Please output the data exactly, minus pictures.

Records supplied:
*** Begin section ***

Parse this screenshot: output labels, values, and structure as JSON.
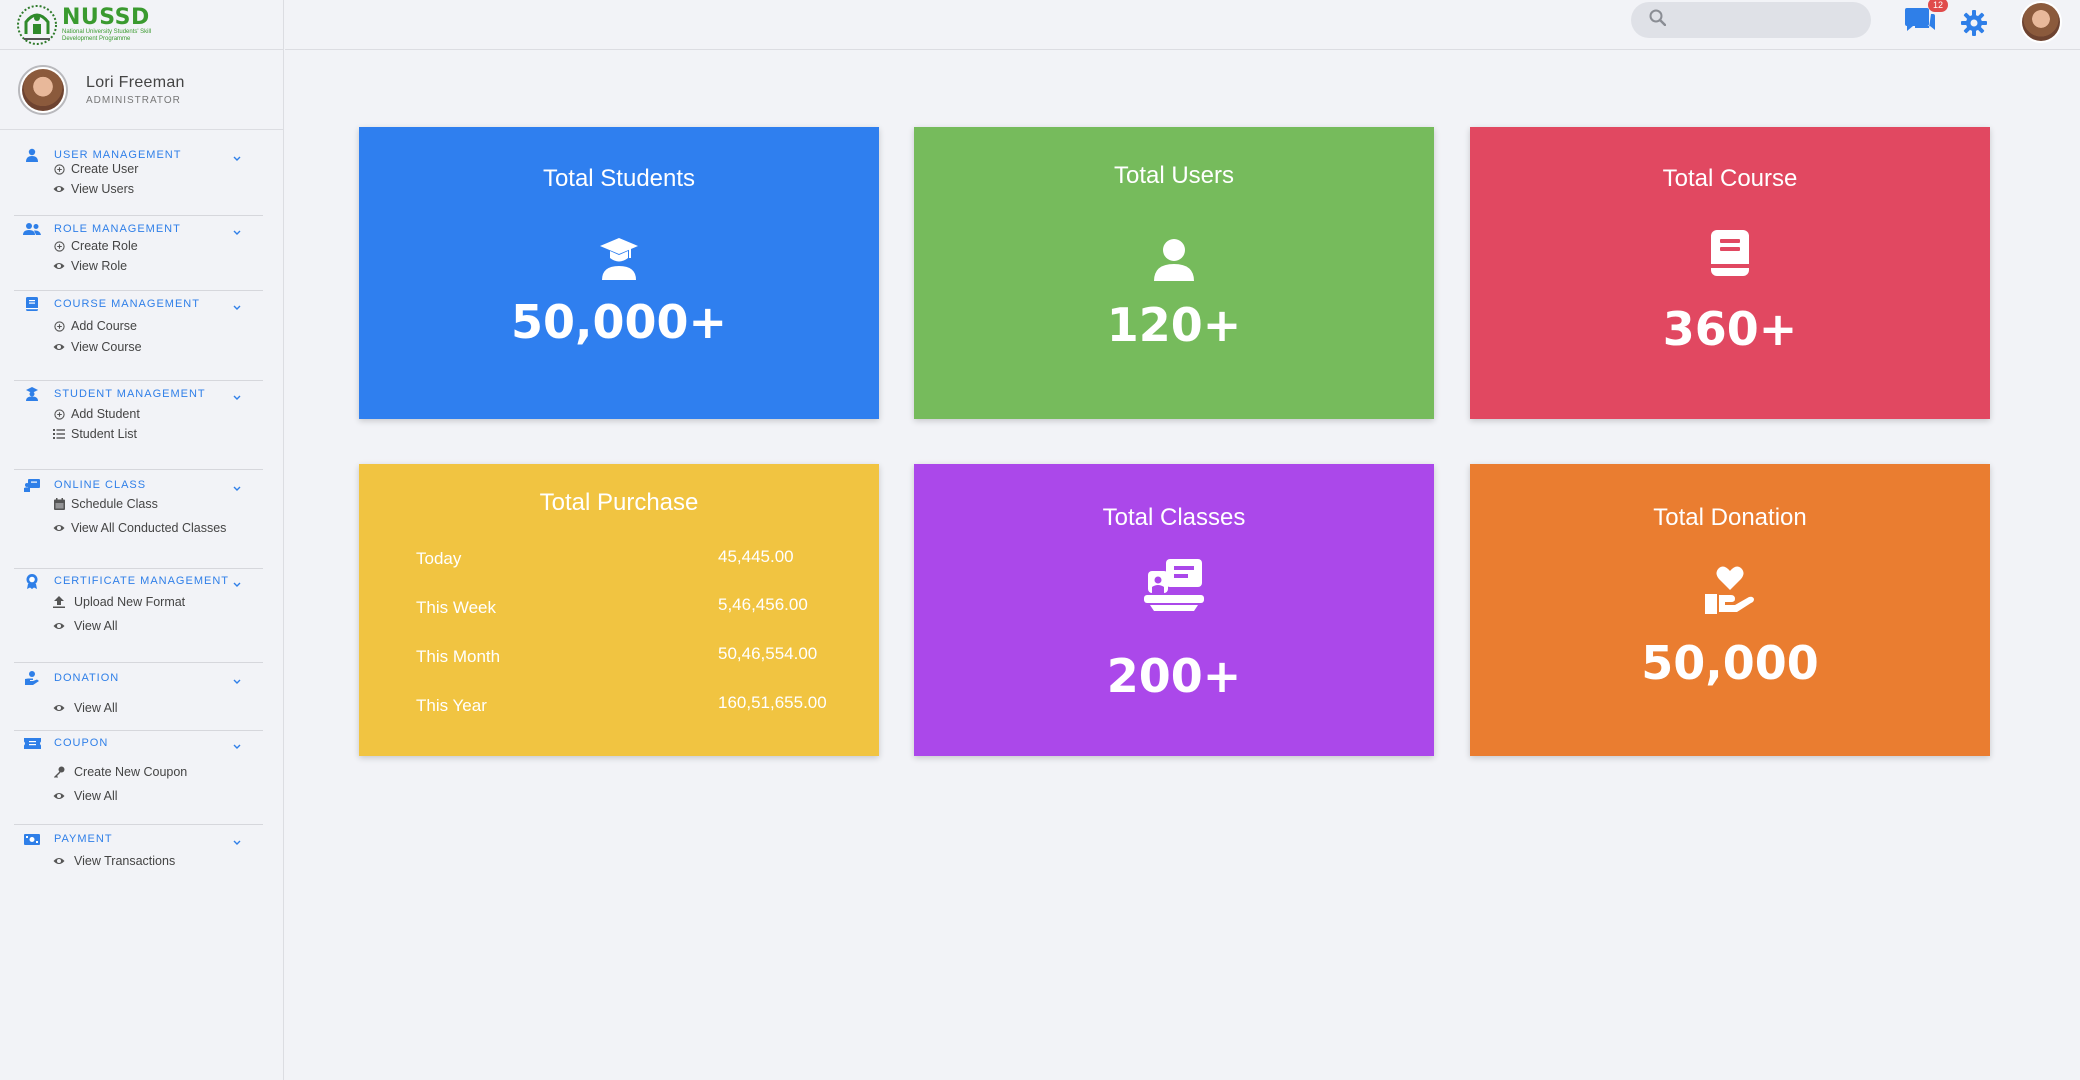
{
  "brand": {
    "title": "NUSSD",
    "subtitle": "National University Students' Skill Development Programme"
  },
  "profile": {
    "name": "Lori Freeman",
    "role": "ADMINISTRATOR"
  },
  "sidebar": {
    "sections": [
      {
        "title": "USER MANAGEMENT",
        "icon": "user-icon",
        "items": [
          {
            "label": "Create User",
            "icon": "plus-circle-icon"
          },
          {
            "label": "View Users",
            "icon": "eye-icon"
          }
        ]
      },
      {
        "title": "ROLE MANAGEMENT",
        "icon": "users-icon",
        "items": [
          {
            "label": "Create Role",
            "icon": "plus-circle-icon"
          },
          {
            "label": "View Role",
            "icon": "eye-icon"
          }
        ]
      },
      {
        "title": "COURSE MANAGEMENT",
        "icon": "book-icon",
        "items": [
          {
            "label": "Add Course",
            "icon": "plus-circle-icon"
          },
          {
            "label": "View Course",
            "icon": "eye-icon"
          }
        ]
      },
      {
        "title": "STUDENT MANAGEMENT",
        "icon": "graduate-icon",
        "items": [
          {
            "label": "Add Student",
            "icon": "plus-circle-icon"
          },
          {
            "label": "Student List",
            "icon": "list-icon"
          }
        ]
      },
      {
        "title": "ONLINE CLASS",
        "icon": "chalkboard-icon",
        "items": [
          {
            "label": "Schedule Class",
            "icon": "calendar-icon"
          },
          {
            "label": "View All Conducted Classes",
            "icon": "eye-icon"
          }
        ]
      },
      {
        "title": "CERTIFICATE MANAGEMENT",
        "icon": "award-icon",
        "items": [
          {
            "label": "Upload New Format",
            "icon": "upload-icon"
          },
          {
            "label": "View All",
            "icon": "eye-icon"
          }
        ]
      },
      {
        "title": "DONATION",
        "icon": "donate-icon",
        "items": [
          {
            "label": "View All",
            "icon": "eye-icon"
          }
        ]
      },
      {
        "title": "COUPON",
        "icon": "ticket-icon",
        "items": [
          {
            "label": "Create New Coupon",
            "icon": "key-icon"
          },
          {
            "label": "View All",
            "icon": "eye-icon"
          }
        ]
      },
      {
        "title": "PAYMENT",
        "icon": "money-icon",
        "items": [
          {
            "label": "View Transactions",
            "icon": "eye-icon"
          }
        ]
      }
    ]
  },
  "topbar": {
    "search_placeholder": "",
    "notification_count": "12"
  },
  "cards": {
    "students": {
      "title": "Total Students",
      "value": "50,000+",
      "color": "#2f7fef"
    },
    "users": {
      "title": "Total Users",
      "value": "120+",
      "color": "#76bb5c"
    },
    "course": {
      "title": "Total Course",
      "value": "360+",
      "color": "#e14861"
    },
    "purchase": {
      "title": "Total Purchase",
      "color": "#f1c441",
      "rows": [
        {
          "label": "Today",
          "value": "45,445.00"
        },
        {
          "label": "This Week",
          "value": "5,46,456.00"
        },
        {
          "label": "This Month",
          "value": "50,46,554.00"
        },
        {
          "label": "This Year",
          "value": "160,51,655.00"
        }
      ]
    },
    "classes": {
      "title": "Total Classes",
      "value": "200+",
      "color": "#ab48ea"
    },
    "donation": {
      "title": "Total Donation",
      "value": "50,000",
      "color": "#ea7d30"
    }
  }
}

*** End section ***

Solution to this exercise:
Parse this screenshot: output labels, values, and structure as JSON.
{
  "brand": {
    "title": "NUSSD",
    "subtitle": "National University Students' Skill Development Programme"
  },
  "profile": {
    "name": "Lori Freeman",
    "role": "ADMINISTRATOR"
  },
  "sidebar": {
    "sections": [
      {
        "title": "USER MANAGEMENT",
        "icon": "user-icon",
        "items": [
          {
            "label": "Create User",
            "icon": "plus-circle-icon"
          },
          {
            "label": "View Users",
            "icon": "eye-icon"
          }
        ]
      },
      {
        "title": "ROLE MANAGEMENT",
        "icon": "users-icon",
        "items": [
          {
            "label": "Create Role",
            "icon": "plus-circle-icon"
          },
          {
            "label": "View Role",
            "icon": "eye-icon"
          }
        ]
      },
      {
        "title": "COURSE MANAGEMENT",
        "icon": "book-icon",
        "items": [
          {
            "label": "Add Course",
            "icon": "plus-circle-icon"
          },
          {
            "label": "View Course",
            "icon": "eye-icon"
          }
        ]
      },
      {
        "title": "STUDENT MANAGEMENT",
        "icon": "graduate-icon",
        "items": [
          {
            "label": "Add Student",
            "icon": "plus-circle-icon"
          },
          {
            "label": "Student List",
            "icon": "list-icon"
          }
        ]
      },
      {
        "title": "ONLINE CLASS",
        "icon": "chalkboard-icon",
        "items": [
          {
            "label": "Schedule Class",
            "icon": "calendar-icon"
          },
          {
            "label": "View All Conducted Classes",
            "icon": "eye-icon"
          }
        ]
      },
      {
        "title": "CERTIFICATE MANAGEMENT",
        "icon": "award-icon",
        "items": [
          {
            "label": "Upload New Format",
            "icon": "upload-icon"
          },
          {
            "label": "View All",
            "icon": "eye-icon"
          }
        ]
      },
      {
        "title": "DONATION",
        "icon": "donate-icon",
        "items": [
          {
            "label": "View All",
            "icon": "eye-icon"
          }
        ]
      },
      {
        "title": "COUPON",
        "icon": "ticket-icon",
        "items": [
          {
            "label": "Create New Coupon",
            "icon": "key-icon"
          },
          {
            "label": "View All",
            "icon": "eye-icon"
          }
        ]
      },
      {
        "title": "PAYMENT",
        "icon": "money-icon",
        "items": [
          {
            "label": "View Transactions",
            "icon": "eye-icon"
          }
        ]
      }
    ]
  },
  "topbar": {
    "search_placeholder": "",
    "notification_count": "12"
  },
  "cards": {
    "students": {
      "title": "Total Students",
      "value": "50,000+",
      "color": "#2f7fef"
    },
    "users": {
      "title": "Total Users",
      "value": "120+",
      "color": "#76bb5c"
    },
    "course": {
      "title": "Total Course",
      "value": "360+",
      "color": "#e14861"
    },
    "purchase": {
      "title": "Total Purchase",
      "color": "#f1c441",
      "rows": [
        {
          "label": "Today",
          "value": "45,445.00"
        },
        {
          "label": "This Week",
          "value": "5,46,456.00"
        },
        {
          "label": "This Month",
          "value": "50,46,554.00"
        },
        {
          "label": "This Year",
          "value": "160,51,655.00"
        }
      ]
    },
    "classes": {
      "title": "Total Classes",
      "value": "200+",
      "color": "#ab48ea"
    },
    "donation": {
      "title": "Total Donation",
      "value": "50,000",
      "color": "#ea7d30"
    }
  }
}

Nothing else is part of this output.